This is the kind of interesting read that can make you dream of switching fields. Both the title and subtitle are misleading, it’s about much more than earthquake storms (a series of large quakes that strike the same fault close together in time), or even the San Andreas Fault, famous for being that volatile line that runs from the California redwoods to its southern deserts.
Although it does focus on ground shaking in California, it’s also a compendium of earthquake lore that describes quakes in Turkey, Italy, and other places. One intriguing section describes how recent research confirms that the famous Delphi of Greek mythology was a site of earthquakes. The priestesses there supposedly sat before a crack in the earth and made prophecies. Scientists have found that the earth nearby released ethylene, a gas that is now known to cause trances.
The book begins with the narrative of a young San Franciscan mechanic who took a daily swim in the ocean. One morning he walked to the beach as always and after being whacked repeatedly by waves, then thrown upon the

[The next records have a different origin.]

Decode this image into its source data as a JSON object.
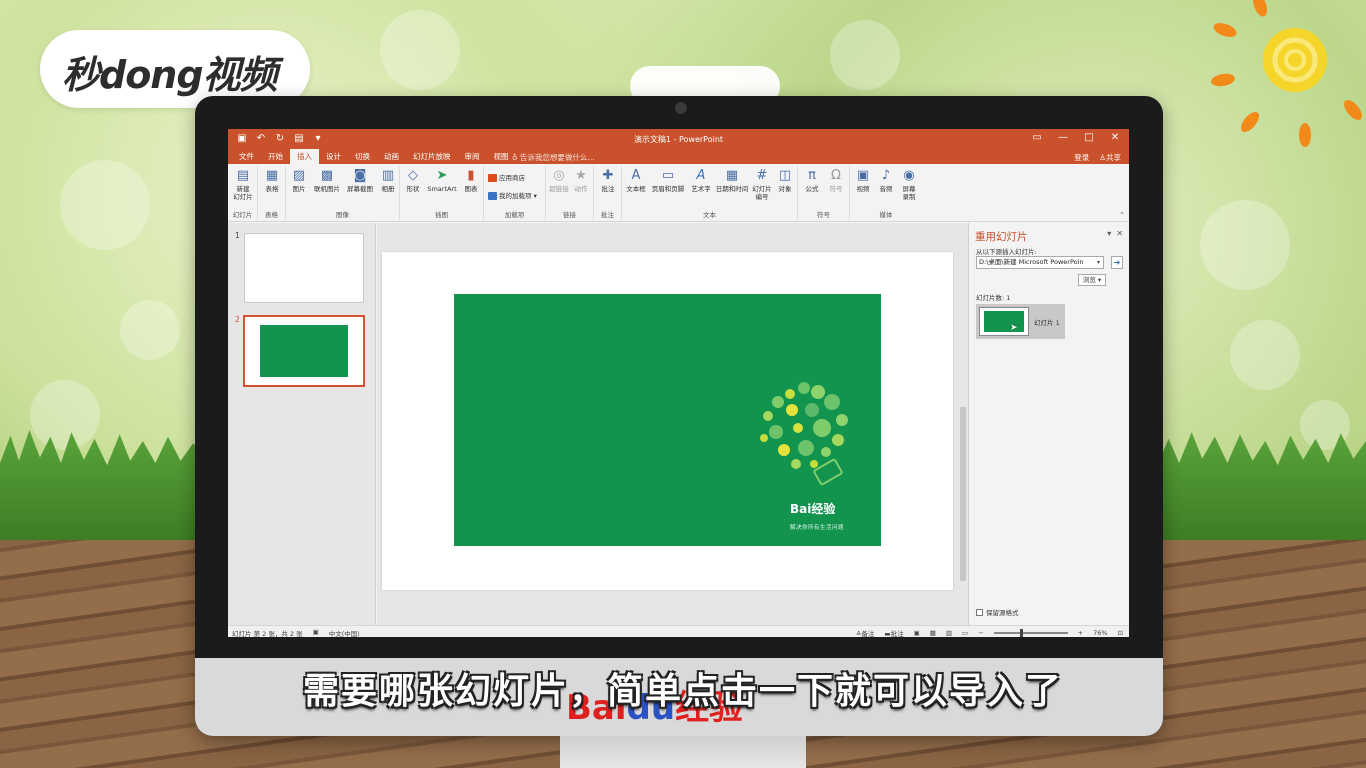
{
  "brand": {
    "logo_text": "秒dong视频",
    "caption_logo_left": "Bai",
    "caption_logo_mid": "du",
    "caption_logo_right": "经验"
  },
  "caption": "需要哪张幻灯片，简单点击一下就可以导入了",
  "window": {
    "title": "演示文稿1 - PowerPoint"
  },
  "tabs": [
    "文件",
    "开始",
    "插入",
    "设计",
    "切换",
    "动画",
    "幻灯片放映",
    "审阅",
    "视图"
  ],
  "active_tab": "插入",
  "tellme": "告诉我您想要做什么...",
  "account": {
    "login": "登录",
    "share": "共享"
  },
  "ribbon": {
    "new_slide": "新建\n幻灯片",
    "table": "表格",
    "pictures": "图片",
    "online_pictures": "联机图片",
    "screenshot": "屏幕截图",
    "album": "相册",
    "shapes": "形状",
    "smartart": "SmartArt",
    "chart": "图表",
    "store": "应用商店",
    "my_addins": "我的加载项",
    "hyperlink": "超链接",
    "action": "动作",
    "comment": "批注",
    "textbox": "文本框",
    "header_footer": "页眉和页脚",
    "wordart": "艺术字",
    "datetime": "日期和时间",
    "slide_number": "幻灯片\n编号",
    "object": "对象",
    "equation": "公式",
    "symbol": "符号",
    "video": "视频",
    "audio": "音频",
    "screen_recording": "屏幕\n录制",
    "groups": {
      "slides": "幻灯片",
      "tables": "表格",
      "images": "图像",
      "illustrations": "插图",
      "addins": "加载项",
      "links": "链接",
      "comments": "批注",
      "text": "文本",
      "symbols": "符号",
      "media": "媒体"
    }
  },
  "thumbnails": [
    {
      "number": "1"
    },
    {
      "number": "2"
    }
  ],
  "slide": {
    "logo": "Bai经验",
    "slogan": "解决你所有生活问题"
  },
  "task_pane": {
    "title": "重用幻灯片",
    "insert_from": "从以下源插入幻灯片:",
    "path": "D:\\桌面\\新建 Microsoft PowerPoin",
    "browse": "浏览",
    "slide_count": "幻灯片数: 1",
    "item_label": "幻灯片 1",
    "keep_format": "保留源格式"
  },
  "status": {
    "slide_info": "幻灯片 第 2 张，共 2 张",
    "language": "中文(中国)",
    "notes": "备注",
    "comments": "批注",
    "zoom": "76%"
  },
  "colors": {
    "accent": "#c9522d",
    "slide_green": "#12944f"
  }
}
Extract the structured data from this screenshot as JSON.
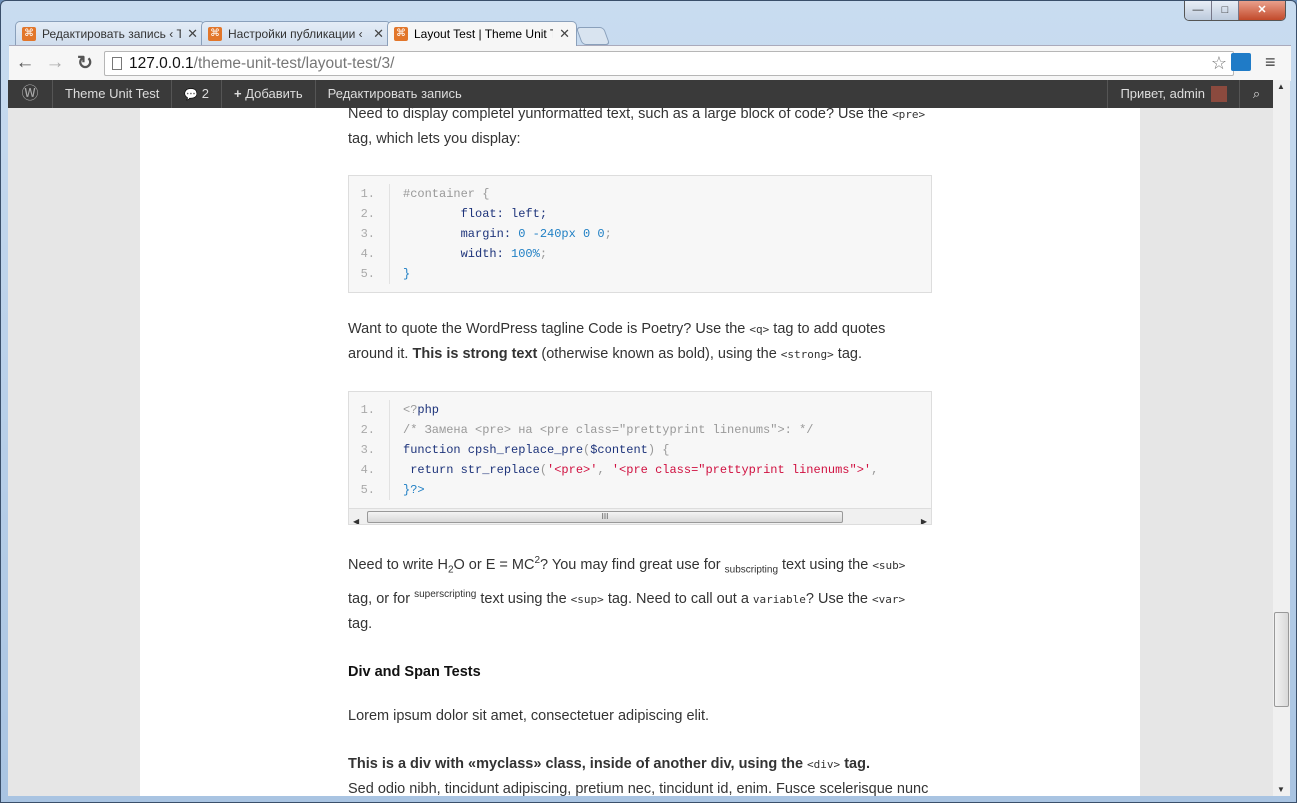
{
  "window": {
    "minimize": "—",
    "maximize": "□",
    "close": "✕"
  },
  "tabs": [
    {
      "title": "Редактировать запись ‹ T",
      "close": "✕"
    },
    {
      "title": "Настройки публикации ‹",
      "close": "✕"
    },
    {
      "title": "Layout Test | Theme Unit T",
      "close": "✕"
    }
  ],
  "toolbar": {
    "back": "←",
    "forward": "→",
    "reload": "↻",
    "url_host": "127.0.0.1",
    "url_path": "/theme-unit-test/layout-test/3/",
    "star": "☆",
    "menu": "≡"
  },
  "adminbar": {
    "logo": "Ⓦ",
    "site": "Theme Unit Test",
    "comments_icon": "💬",
    "comments": "2",
    "add_icon": "+",
    "add": "Добавить",
    "edit": "Редактировать запись",
    "greeting": "Привет, admin",
    "search": "⌕"
  },
  "article": {
    "p1a": "Need to display completel yunformatted text, such as a large block of code? Use the ",
    "p1code": "<pre>",
    "p1b": " tag, which lets you display:",
    "code1": [
      [
        [
          "#container {",
          "c-com"
        ]
      ],
      [
        [
          "        float: left;",
          "c-pln"
        ]
      ],
      [
        [
          "        margin: ",
          "c-pln"
        ],
        [
          "0 -240px 0 0",
          "c-lit"
        ],
        [
          ";",
          "c-pun"
        ]
      ],
      [
        [
          "        width: ",
          "c-pln"
        ],
        [
          "100%",
          "c-lit"
        ],
        [
          ";",
          "c-pun"
        ]
      ],
      [
        [
          "}",
          "c-lit"
        ]
      ]
    ],
    "p2a": "Want to quote the WordPress tagline Code is Poetry? Use the ",
    "p2code": "<q>",
    "p2b": " tag to add quotes around it. ",
    "p2strong": "This is strong text",
    "p2c": " (otherwise known as bold), using the ",
    "p2code2": "<strong>",
    "p2d": " tag.",
    "code2": [
      [
        [
          "<?",
          "c-com"
        ],
        [
          "php",
          "c-kw"
        ]
      ],
      [
        [
          "/* Замена <pre> на <pre class=\"prettyprint linenums\">: */",
          "c-com"
        ]
      ],
      [
        [
          "function cpsh_replace_pre",
          "c-kw"
        ],
        [
          "(",
          "c-pun"
        ],
        [
          "$content",
          "c-pln"
        ],
        [
          ") {",
          "c-pun"
        ]
      ],
      [
        [
          " return str_replace",
          "c-kw"
        ],
        [
          "(",
          "c-pun"
        ],
        [
          "'<pre>'",
          "c-str"
        ],
        [
          ", ",
          "c-pun"
        ],
        [
          "'<pre class=\"prettyprint linenums\">'",
          "c-str"
        ],
        [
          ",",
          "c-pun"
        ]
      ],
      [
        [
          "}?>",
          "c-lit"
        ]
      ]
    ],
    "scroll_grip": "III",
    "p3": {
      "a": "Need to write H",
      "sub2": "2",
      "b": "O or E = MC",
      "sup2": "2",
      "c": "? You may find great use for ",
      "subtxt": "subscripting",
      "d": " text using the ",
      "code_sub": "<sub>",
      "e": " tag, or for ",
      "suptxt": "superscripting",
      "f": " text using the ",
      "code_sup": "<sup>",
      "g": " tag. Need to call out a ",
      "var": "variable",
      "h": "? Use the ",
      "code_var": "<var>",
      "i": " tag."
    },
    "h_div": "Div and Span Tests",
    "lorem": "Lorem ipsum dolor sit amet, consectetuer adipiscing elit.",
    "div_strong_a": "This is a div with «myclass» class, inside of another div, using the ",
    "div_code": "<div>",
    "div_strong_b": " tag.",
    "div_text": "Sed odio nibh, tincidunt adipiscing, pretium nec, tincidunt id, enim. Fusce scelerisque nunc vitae nisl."
  }
}
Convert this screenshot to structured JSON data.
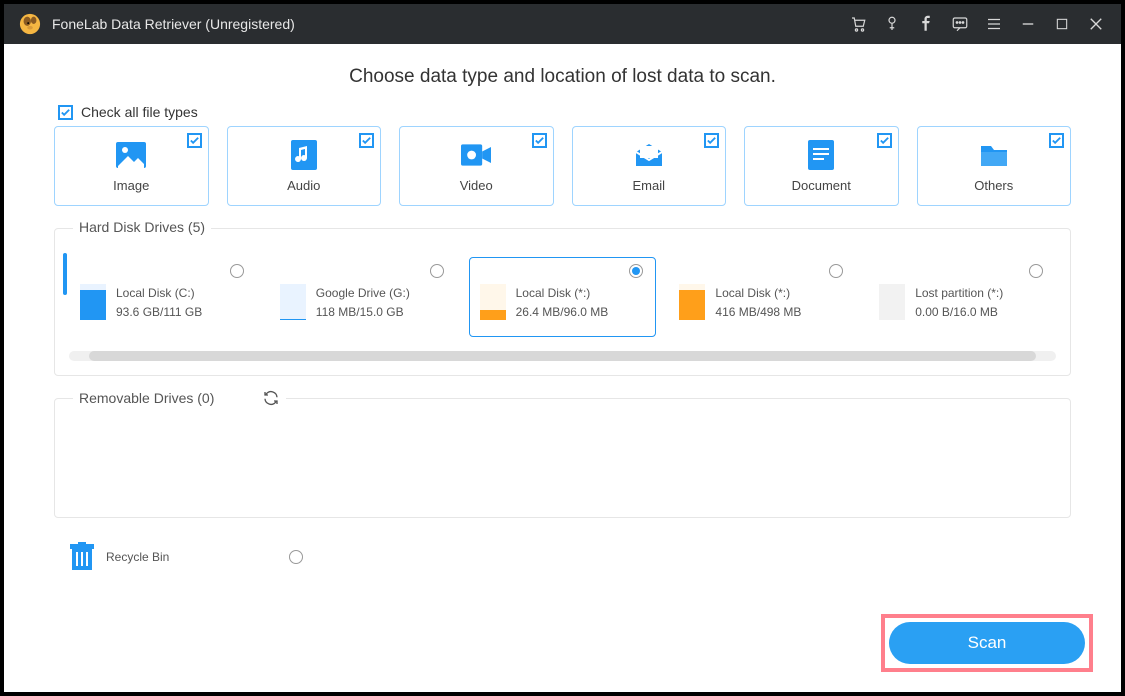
{
  "titlebar": {
    "title": "FoneLab Data Retriever (Unregistered)"
  },
  "headline": "Choose data type and location of lost data to scan.",
  "check_all_label": "Check all file types",
  "types": [
    {
      "label": "Image"
    },
    {
      "label": "Audio"
    },
    {
      "label": "Video"
    },
    {
      "label": "Email"
    },
    {
      "label": "Document"
    },
    {
      "label": "Others"
    }
  ],
  "hard_disk": {
    "title": "Hard Disk Drives (5)",
    "drives": [
      {
        "name": "Local Disk (C:)",
        "usage": "93.6 GB/111 GB",
        "color": "blue",
        "fill_pct": 84,
        "selected": false
      },
      {
        "name": "Google Drive (G:)",
        "usage": "118 MB/15.0 GB",
        "color": "blue",
        "fill_pct": 2,
        "selected": false
      },
      {
        "name": "Local Disk (*:)",
        "usage": "26.4 MB/96.0 MB",
        "color": "orange",
        "fill_pct": 28,
        "selected": true
      },
      {
        "name": "Local Disk (*:)",
        "usage": "416 MB/498 MB",
        "color": "orange",
        "fill_pct": 84,
        "selected": false
      },
      {
        "name": "Lost partition (*:)",
        "usage": "0.00  B/16.0 MB",
        "color": "gray",
        "fill_pct": 0,
        "selected": false
      }
    ]
  },
  "removable": {
    "title": "Removable Drives (0)"
  },
  "recycle_bin": {
    "label": "Recycle Bin"
  },
  "scan_label": "Scan"
}
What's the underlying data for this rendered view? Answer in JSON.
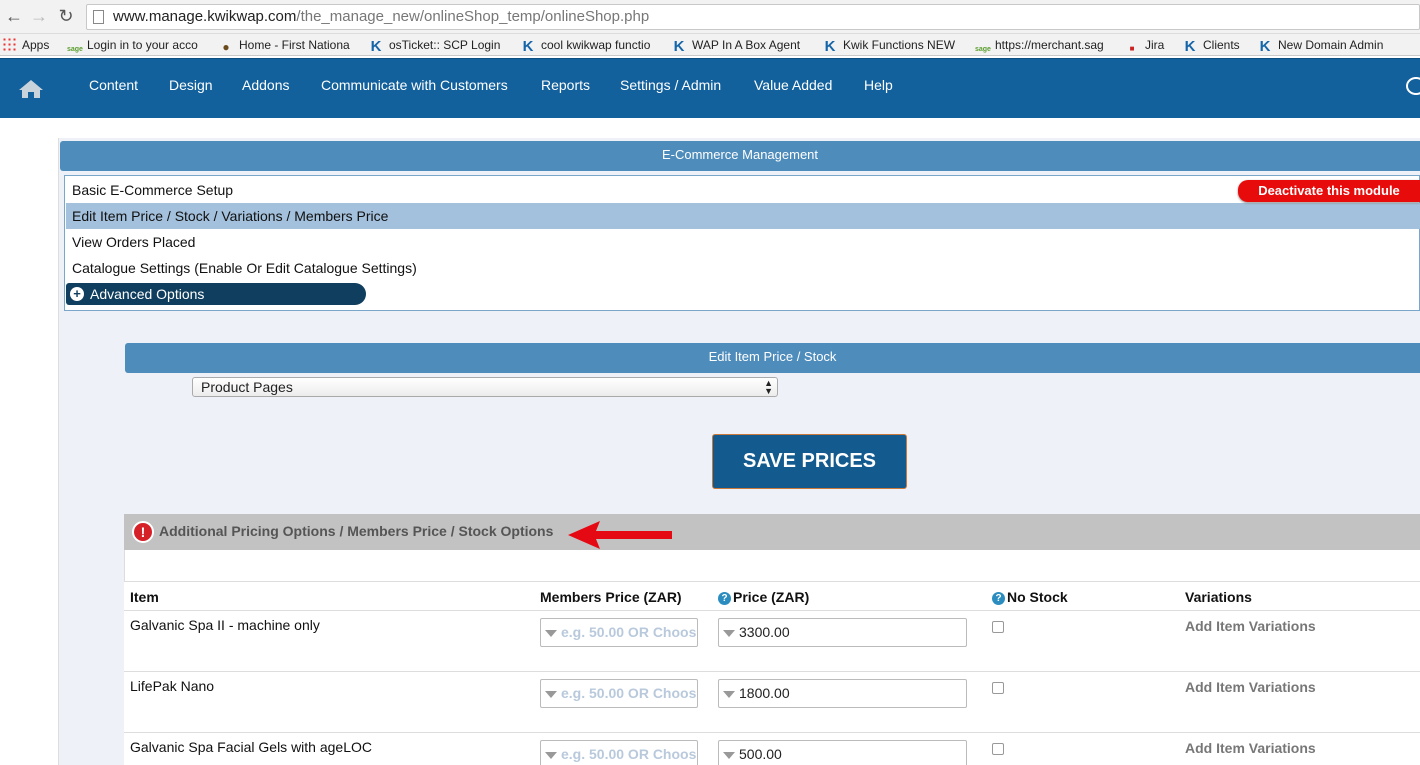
{
  "browser": {
    "url_host": "www.manage.kwikwap.com",
    "url_path": "/the_manage_new/onlineShop_temp/onlineShop.php",
    "bookmarks": [
      {
        "label": "Apps",
        "icon": "apps-grid-icon"
      },
      {
        "label": "Login in to your acco",
        "icon": "sage-icon"
      },
      {
        "label": "Home - First Nationa",
        "icon": "fnb-icon"
      },
      {
        "label": "osTicket:: SCP Login",
        "icon": "kwikwap-k-icon"
      },
      {
        "label": "cool kwikwap functio",
        "icon": "kwikwap-k-icon"
      },
      {
        "label": "WAP In A Box Agent",
        "icon": "kwikwap-k-icon"
      },
      {
        "label": "Kwik Functions NEW",
        "icon": "kwikwap-k-icon"
      },
      {
        "label": "https://merchant.sag",
        "icon": "sage-icon"
      },
      {
        "label": "Jira",
        "icon": "jira-icon"
      },
      {
        "label": "Clients",
        "icon": "kwikwap-k-icon"
      },
      {
        "label": "New Domain Admin",
        "icon": "kwikwap-k-icon"
      }
    ]
  },
  "topnav": {
    "items": [
      "Content",
      "Design",
      "Addons",
      "Communicate with Customers",
      "Reports",
      "Settings / Admin",
      "Value Added",
      "Help"
    ],
    "bg_color": "#12609c"
  },
  "ecommerce": {
    "header": "E-Commerce Management",
    "modules": [
      "Basic E-Commerce Setup",
      "Edit Item Price / Stock / Variations / Members Price",
      "View Orders Placed",
      "Catalogue Settings (Enable Or Edit Catalogue Settings)"
    ],
    "active_module": "Edit Item Price / Stock / Variations / Members Price",
    "advanced_options": "Advanced Options",
    "deactivate_label": "Deactivate this module"
  },
  "editor": {
    "header": "Edit Item Price / Stock",
    "page_select": "Product Pages",
    "save_label": "SAVE PRICES",
    "warning": "Additional Pricing Options / Members Price / Stock Options"
  },
  "table": {
    "columns": {
      "item": "Item",
      "members_price": "Members Price (ZAR)",
      "price": "Price (ZAR)",
      "no_stock": "No Stock",
      "variations": "Variations"
    },
    "members_placeholder": "e.g. 50.00 OR Choos",
    "rows": [
      {
        "item": "Galvanic Spa II - machine only",
        "price": "3300.00",
        "variations": "Add Item Variations"
      },
      {
        "item": "LifePak Nano",
        "price": "1800.00",
        "variations": "Add Item Variations"
      },
      {
        "item": "Galvanic Spa Facial Gels with ageLOC",
        "price": "500.00",
        "variations": "Add Item Variations"
      }
    ]
  }
}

sand, tried to stand up and could not. A long shaking ensued and he realized he was experiencing a major quake. When he could move his legs again, he ran over the sand which turned phosphorescent as he touched it. This was of course the great SF earthquake of 1906.
What I particularly liked about the book was how it incorporated biographies and the working habits of many Californian geological pioneers. It begins with California’s first state geologist, Josiah Dwight Whitney, whose father wanted him to study law, but he resisted and studied earth science instead.
The state hired him to survey mineral deposits. After he arrived, several legislators urged him to tell them immediately where new mineral sightings were located. He said that he could not; he would publish them all at once and give everyone in the state an equal chance to mine them. This did not sit well with the officials.
Then after leaving his Eastern suits behind, donning denim and flannel, he tramped and rode a horse cart through the state. His first report was on paleontology, totally freaking the officials out—the last thing they wanted to discover was ancient reptiles. His pay and expenses was docked by half. His second report listed every active mine in the state, but did not include any new ones. The officials now lowered his pay to zero. His work is now considered “a masterpiece, exquisitely written.”
Another geologist Grove Karl Gilbert was also imported from the east coast. When he took the train out West, he noticed how different the western mountain ranges were from the eastern ones. He called them “Basins and Ranges,” a term still used to day. When he stared at the ranges he noticed that they were tilted at an angle. This leaning inspired him to believe that the earth had been uplifted and stretched. Previous to Gilbert’s work, many believed that earthquakes were caused by chemical explosions under the earth.
Dvorak also introduced me to the science of paleoseismology which is fairly new--from the late 1960s. A young geology student named Kerry Sieh got curious about the last major quake before the ’06 San Franciscan one. Against his professor’s wishes he started biking and walking a 200 mile stretch of the San Andrea; he was looking for geological evidence of the 1857 quake about which little was known. Eventually, he found a spot where a creek poured off the San Gabriel Mountains into the Mojave. Here at a 30 foot erosion trench, with a simple shovel, he dug. Two feet below the surface, he found a broad warp in the ground. Later he used a backhoe and a bulldozer, and discovered by way of carbon dating the site of the 1857 earthquake and one of the 1812 earthquake (that struck Capistrano, the place of sparrows) and one that occurred in 1500. He found another one that dated back to 730 A.D.
Predictions: Will there be another big earthquake in California? Yes. And this is when the storms of the title come into play. It may be a major quake on the San Andreas or it may be a whole series of them. In any case, Californians should get ready.